- For the feet or base you can also use pipe flanges or get creative and use pipe couplings or use a threaded reducer (or increaser in this case) to give it another look.
- Depending upon the size of your piece you may need to cut pipe to length. Most hardware stores carry pipe nipples in lengths from 1.5” to 12” long and then 10’ or 20’ pieces of pipe to cut to fit. Some stores will cut the pipe and thread it for you, but if you can’t find a place to do this you can always use pipe nipples and threaded couplings to make longer pieces.
Shop around for the fittings and compare prices for galvanized and black fittings. They are going to get painted so no worries about the different finishes. Galvanized is generally more expensive, but for some fittings you may luck out and find them cheaper in galvanized than in black.
For assembling the pieces together use a pipe wrench and give the fittings a few turns tighter than hand tight. You can go hand tight, but the piece feels much more solid when the pipe is tightened into the fitting all the way.
Black pipe and fittings are usually oily so clean them with a degreaser prior to painting them. A few coats of flat black spray paint is all they will need.
Use felt pads under the floor flanges so you can easily move the tv stand for cleaning (and because depending on the size of the top, the stand can be very heavy in the end).
For the bottom shelf, the piece of wood is just resting on the pipe. Since we don't have little kids running around on a regular basis, I wasn't too worried about the shelf falling down. If anyone is going to knock it down, it would probably be me when I'm cleaning it.
And speaking of cleaning it, I find the best way to clean reclaimed wood is to use a vacuum nozzle with a dusting attachment. Before you bring reclaimed wood into the house though, I highly suggest you seal it with Minwax Polyacrylic.
One thing you have to keep in mind when working with reclaimed wood is that you will find irregularities in the wood. This is what gives the wood it's character and charm. As you can see above, the thickness of the reclaimed beam that we used for the top of the tv stand was different from end to end - most likely due to aging. The beam was cut in half and then each piece was butt up against each other. We used a Kreg pocket hole jig to attach both pieces together. The difference in thickness is only noticeable on one end so that end faces the corner of the room.
That end also exposes bolt impressions and cut marks in the wood and character like this cannot be mimicked.
Old growth lumber used to construct barns a century ago with its bolt holes, discolorations, and splits has been air dried for years and years and will give any piece of furniture a handsome and sturdy look. If you want to add rustic charm to your home, look for old growth reclaimed wood.

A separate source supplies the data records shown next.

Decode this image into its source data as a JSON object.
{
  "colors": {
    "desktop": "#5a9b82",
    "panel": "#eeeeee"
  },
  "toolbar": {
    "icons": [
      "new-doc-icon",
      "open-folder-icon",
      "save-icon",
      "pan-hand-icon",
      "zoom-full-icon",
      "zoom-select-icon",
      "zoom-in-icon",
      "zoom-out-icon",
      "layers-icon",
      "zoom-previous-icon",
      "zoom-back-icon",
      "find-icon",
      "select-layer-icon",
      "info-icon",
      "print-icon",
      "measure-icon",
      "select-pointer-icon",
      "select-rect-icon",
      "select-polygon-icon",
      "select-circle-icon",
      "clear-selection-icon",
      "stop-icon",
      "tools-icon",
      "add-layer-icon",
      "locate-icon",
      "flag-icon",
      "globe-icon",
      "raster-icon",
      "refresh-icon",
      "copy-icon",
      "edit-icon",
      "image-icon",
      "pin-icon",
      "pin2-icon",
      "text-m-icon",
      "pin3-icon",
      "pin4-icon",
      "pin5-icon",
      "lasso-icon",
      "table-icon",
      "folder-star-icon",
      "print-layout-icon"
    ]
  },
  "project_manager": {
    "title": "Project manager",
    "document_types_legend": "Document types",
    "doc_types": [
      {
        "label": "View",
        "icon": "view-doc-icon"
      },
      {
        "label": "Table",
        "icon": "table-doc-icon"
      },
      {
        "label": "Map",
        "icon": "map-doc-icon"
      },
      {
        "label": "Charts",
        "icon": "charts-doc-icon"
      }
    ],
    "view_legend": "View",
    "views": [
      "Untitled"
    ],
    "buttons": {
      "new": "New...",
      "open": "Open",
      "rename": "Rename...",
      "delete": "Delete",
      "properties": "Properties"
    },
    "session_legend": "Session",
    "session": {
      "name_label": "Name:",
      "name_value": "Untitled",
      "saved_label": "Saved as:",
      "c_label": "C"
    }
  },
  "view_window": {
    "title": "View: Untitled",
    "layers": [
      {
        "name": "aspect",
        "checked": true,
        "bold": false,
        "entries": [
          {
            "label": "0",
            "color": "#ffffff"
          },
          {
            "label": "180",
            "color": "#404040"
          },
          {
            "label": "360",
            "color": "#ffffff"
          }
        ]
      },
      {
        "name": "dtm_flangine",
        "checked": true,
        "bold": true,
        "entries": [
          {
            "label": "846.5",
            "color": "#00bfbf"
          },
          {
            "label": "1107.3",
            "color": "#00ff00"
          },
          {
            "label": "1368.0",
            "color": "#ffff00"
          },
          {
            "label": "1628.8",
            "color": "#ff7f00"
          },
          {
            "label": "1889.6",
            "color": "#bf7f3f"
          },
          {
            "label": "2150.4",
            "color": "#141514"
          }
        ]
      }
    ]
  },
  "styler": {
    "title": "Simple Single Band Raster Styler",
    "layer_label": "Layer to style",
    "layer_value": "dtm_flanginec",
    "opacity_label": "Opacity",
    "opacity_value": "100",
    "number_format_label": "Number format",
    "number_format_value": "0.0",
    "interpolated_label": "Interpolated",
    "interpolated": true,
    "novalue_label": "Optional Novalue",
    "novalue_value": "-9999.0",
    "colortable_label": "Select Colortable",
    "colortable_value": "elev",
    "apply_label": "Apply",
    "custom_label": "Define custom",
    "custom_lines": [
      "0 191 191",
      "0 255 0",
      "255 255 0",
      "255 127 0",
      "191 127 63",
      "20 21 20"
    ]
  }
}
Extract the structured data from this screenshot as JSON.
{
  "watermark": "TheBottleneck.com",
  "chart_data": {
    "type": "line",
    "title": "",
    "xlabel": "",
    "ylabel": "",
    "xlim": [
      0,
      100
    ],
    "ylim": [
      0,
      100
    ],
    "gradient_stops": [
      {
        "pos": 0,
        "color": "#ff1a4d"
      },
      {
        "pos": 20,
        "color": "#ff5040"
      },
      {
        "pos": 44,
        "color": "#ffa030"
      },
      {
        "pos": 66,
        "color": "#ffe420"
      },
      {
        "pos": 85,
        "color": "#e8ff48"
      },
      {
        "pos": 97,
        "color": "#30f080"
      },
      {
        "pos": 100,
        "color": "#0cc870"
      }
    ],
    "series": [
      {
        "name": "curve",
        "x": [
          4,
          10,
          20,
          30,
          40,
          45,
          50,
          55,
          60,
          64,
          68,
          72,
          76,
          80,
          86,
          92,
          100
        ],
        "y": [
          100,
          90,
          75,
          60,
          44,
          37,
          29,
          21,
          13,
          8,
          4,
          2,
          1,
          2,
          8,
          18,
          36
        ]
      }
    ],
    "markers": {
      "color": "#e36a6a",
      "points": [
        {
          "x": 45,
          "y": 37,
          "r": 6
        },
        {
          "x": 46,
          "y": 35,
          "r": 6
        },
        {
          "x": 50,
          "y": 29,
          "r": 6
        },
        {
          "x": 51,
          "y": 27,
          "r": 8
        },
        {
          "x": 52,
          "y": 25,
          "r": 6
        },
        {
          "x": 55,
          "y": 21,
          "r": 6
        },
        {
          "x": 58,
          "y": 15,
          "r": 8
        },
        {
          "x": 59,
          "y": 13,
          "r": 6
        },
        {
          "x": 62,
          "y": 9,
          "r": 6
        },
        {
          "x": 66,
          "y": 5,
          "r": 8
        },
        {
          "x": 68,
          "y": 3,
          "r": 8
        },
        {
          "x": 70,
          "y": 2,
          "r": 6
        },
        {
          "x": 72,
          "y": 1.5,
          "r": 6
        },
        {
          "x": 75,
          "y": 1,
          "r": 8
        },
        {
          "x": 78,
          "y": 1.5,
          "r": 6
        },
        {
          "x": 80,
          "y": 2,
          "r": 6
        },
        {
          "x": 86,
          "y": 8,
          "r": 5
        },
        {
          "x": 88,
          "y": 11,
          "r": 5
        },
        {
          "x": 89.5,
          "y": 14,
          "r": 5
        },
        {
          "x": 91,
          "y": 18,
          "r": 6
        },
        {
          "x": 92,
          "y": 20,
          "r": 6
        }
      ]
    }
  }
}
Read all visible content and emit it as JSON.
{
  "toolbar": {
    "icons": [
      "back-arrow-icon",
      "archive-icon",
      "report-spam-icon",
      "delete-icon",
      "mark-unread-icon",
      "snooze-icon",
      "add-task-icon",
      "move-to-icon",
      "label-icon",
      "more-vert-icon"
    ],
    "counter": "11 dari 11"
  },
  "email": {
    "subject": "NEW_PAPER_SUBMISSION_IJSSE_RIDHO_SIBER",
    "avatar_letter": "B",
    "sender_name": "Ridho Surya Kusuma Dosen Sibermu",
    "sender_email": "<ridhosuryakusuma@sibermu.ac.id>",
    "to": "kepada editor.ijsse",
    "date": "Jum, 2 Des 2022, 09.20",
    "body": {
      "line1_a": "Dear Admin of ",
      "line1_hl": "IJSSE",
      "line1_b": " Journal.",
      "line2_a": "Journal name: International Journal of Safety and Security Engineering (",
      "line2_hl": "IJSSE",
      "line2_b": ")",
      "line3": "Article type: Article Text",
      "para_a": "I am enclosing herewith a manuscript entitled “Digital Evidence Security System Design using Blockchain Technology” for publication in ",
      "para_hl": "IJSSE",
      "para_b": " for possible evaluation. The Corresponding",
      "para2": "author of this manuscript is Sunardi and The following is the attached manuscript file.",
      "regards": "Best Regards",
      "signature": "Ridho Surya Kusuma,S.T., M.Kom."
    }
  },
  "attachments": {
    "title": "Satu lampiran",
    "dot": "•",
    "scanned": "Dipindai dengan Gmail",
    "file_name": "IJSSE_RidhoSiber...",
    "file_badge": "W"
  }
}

Reclaimed wood adds instant warmth to any room and I'm so happy this beautiful wood ended up in our living room and not in a burn pile or landfill.
I'll soon be sharing the details of our factory cart coffee table as well as the reclaimed wood & black pipe bookshelf that we also have in our living room. :)